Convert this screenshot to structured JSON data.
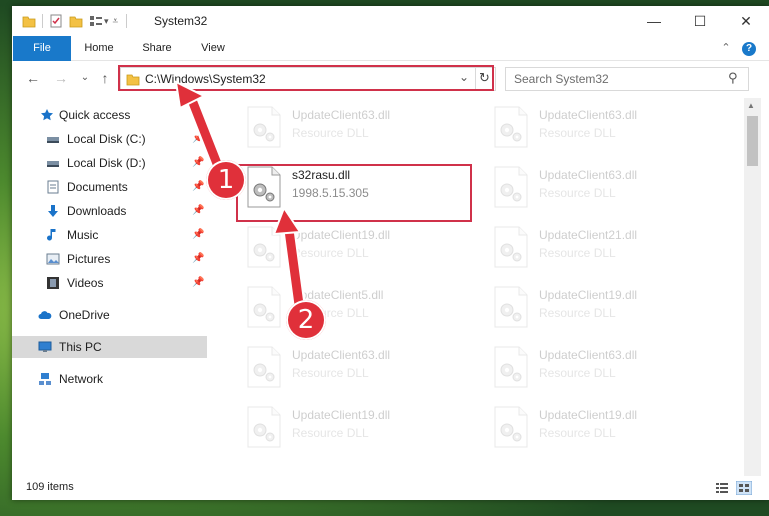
{
  "window": {
    "title": "System32",
    "minimize_glyph": "—",
    "maximize_glyph": "☐",
    "close_glyph": "✕",
    "help_glyph": "?",
    "collapse_glyph": "⌃"
  },
  "ribbon": {
    "tabs": [
      {
        "label": "File"
      },
      {
        "label": "Home"
      },
      {
        "label": "Share"
      },
      {
        "label": "View"
      }
    ]
  },
  "nav": {
    "back_glyph": "←",
    "forward_glyph": "→",
    "recent_glyph": "⌄",
    "up_glyph": "↑",
    "address": "C:\\Windows\\System32",
    "dropdown_glyph": "⌄",
    "refresh_glyph": "↻",
    "search_placeholder": "Search System32",
    "search_glyph": "⚲"
  },
  "sidebar": {
    "items": [
      {
        "label": "Quick access",
        "icon": "star-icon"
      },
      {
        "label": "Local Disk (C:)",
        "icon": "drive-icon"
      },
      {
        "label": "Local Disk (D:)",
        "icon": "drive-icon"
      },
      {
        "label": "Documents",
        "icon": "documents-icon"
      },
      {
        "label": "Downloads",
        "icon": "download-icon"
      },
      {
        "label": "Music",
        "icon": "music-icon"
      },
      {
        "label": "Pictures",
        "icon": "pictures-icon"
      },
      {
        "label": "Videos",
        "icon": "videos-icon"
      },
      {
        "label": "OneDrive",
        "icon": "cloud-icon"
      },
      {
        "label": "This PC",
        "icon": "pc-icon"
      },
      {
        "label": "Network",
        "icon": "network-icon"
      }
    ],
    "pin_glyph": "📌"
  },
  "files": {
    "left": [
      {
        "name": "UpdateClient63.dll",
        "desc": "Resource DLL"
      },
      {
        "name": "s32rasu.dll",
        "desc": "1998.5.15.305"
      },
      {
        "name": "UpdateClient19.dll",
        "desc": "Resource DLL"
      },
      {
        "name": "UpdateClient5.dll",
        "desc": "Resource DLL"
      },
      {
        "name": "UpdateClient63.dll",
        "desc": "Resource DLL"
      },
      {
        "name": "UpdateClient19.dll",
        "desc": "Resource DLL"
      }
    ],
    "right": [
      {
        "name": "UpdateClient63.dll",
        "desc": "Resource DLL"
      },
      {
        "name": "UpdateClient63.dll",
        "desc": "Resource DLL"
      },
      {
        "name": "UpdateClient21.dll",
        "desc": "Resource DLL"
      },
      {
        "name": "UpdateClient19.dll",
        "desc": "Resource DLL"
      },
      {
        "name": "UpdateClient63.dll",
        "desc": "Resource DLL"
      },
      {
        "name": "UpdateClient19.dll",
        "desc": "Resource DLL"
      }
    ]
  },
  "status": {
    "count": "109 items"
  },
  "annotations": {
    "badge1": "1",
    "badge2": "2",
    "highlight_color": "#d0314a",
    "badge_color": "#e0303a"
  },
  "colors": {
    "file_tab": "#1979ca",
    "selected_item": "#d9d9d9"
  }
}
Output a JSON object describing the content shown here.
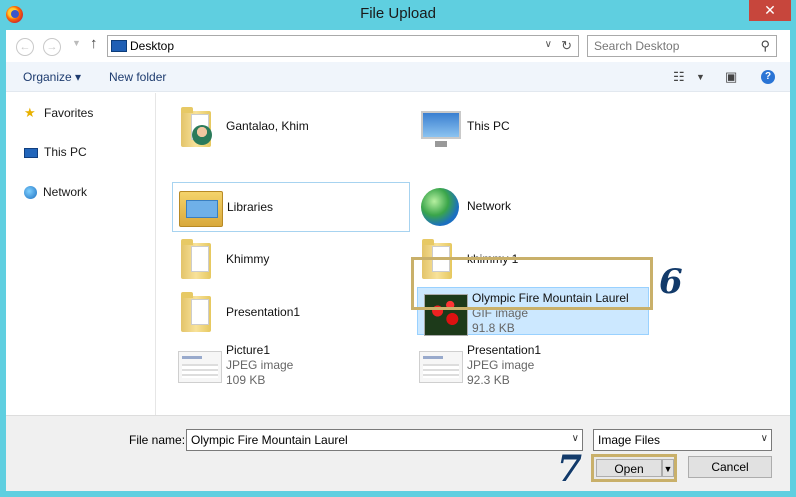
{
  "window": {
    "title": "File Upload",
    "close_glyph": "✕"
  },
  "address": {
    "location": "Desktop",
    "search_placeholder": "Search Desktop"
  },
  "toolbar": {
    "organize": "Organize ▾",
    "new_folder": "New folder",
    "help": "?"
  },
  "nav": [
    {
      "label": "Favorites",
      "icon": "star-icon"
    },
    {
      "label": "This PC",
      "icon": "computer-icon"
    },
    {
      "label": "Network",
      "icon": "network-icon"
    }
  ],
  "files": [
    {
      "name": "Gantalao, Khim",
      "icon": "user-folder-icon"
    },
    {
      "name": "This PC",
      "icon": "computer-icon"
    },
    {
      "name": "Libraries",
      "icon": "libraries-icon"
    },
    {
      "name": "Network",
      "icon": "network-icon"
    },
    {
      "name": "Khimmy",
      "icon": "folder-icon"
    },
    {
      "name": "khimmy 1",
      "icon": "folder-icon"
    },
    {
      "name": "Presentation1",
      "icon": "folder-icon"
    },
    {
      "name": "Olympic Fire Mountain Laurel",
      "type": "GIF image",
      "size": "91.8 KB",
      "icon": "image-thumbnail"
    },
    {
      "name": "Picture1",
      "type": "JPEG image",
      "size": "109 KB",
      "icon": "image-thumbnail"
    },
    {
      "name": "Presentation1",
      "type": "JPEG image",
      "size": "92.3 KB",
      "icon": "image-thumbnail"
    }
  ],
  "bottom": {
    "file_name_label": "File name:",
    "file_name_value": "Olympic Fire Mountain Laurel",
    "file_type_value": "Image Files",
    "open_label": "Open",
    "cancel_label": "Cancel"
  },
  "callouts": {
    "step6": "6",
    "step7": "7"
  },
  "colors": {
    "titlebar": "#5fcfe0",
    "selection": "#cce8ff",
    "callout_border": "#c9b06a"
  }
}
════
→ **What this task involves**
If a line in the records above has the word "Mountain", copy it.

→ **Answer section**
      "name": "Olympic Fire Mountain Laurel",
    "file_name_value": "Olympic Fire Mountain Laurel",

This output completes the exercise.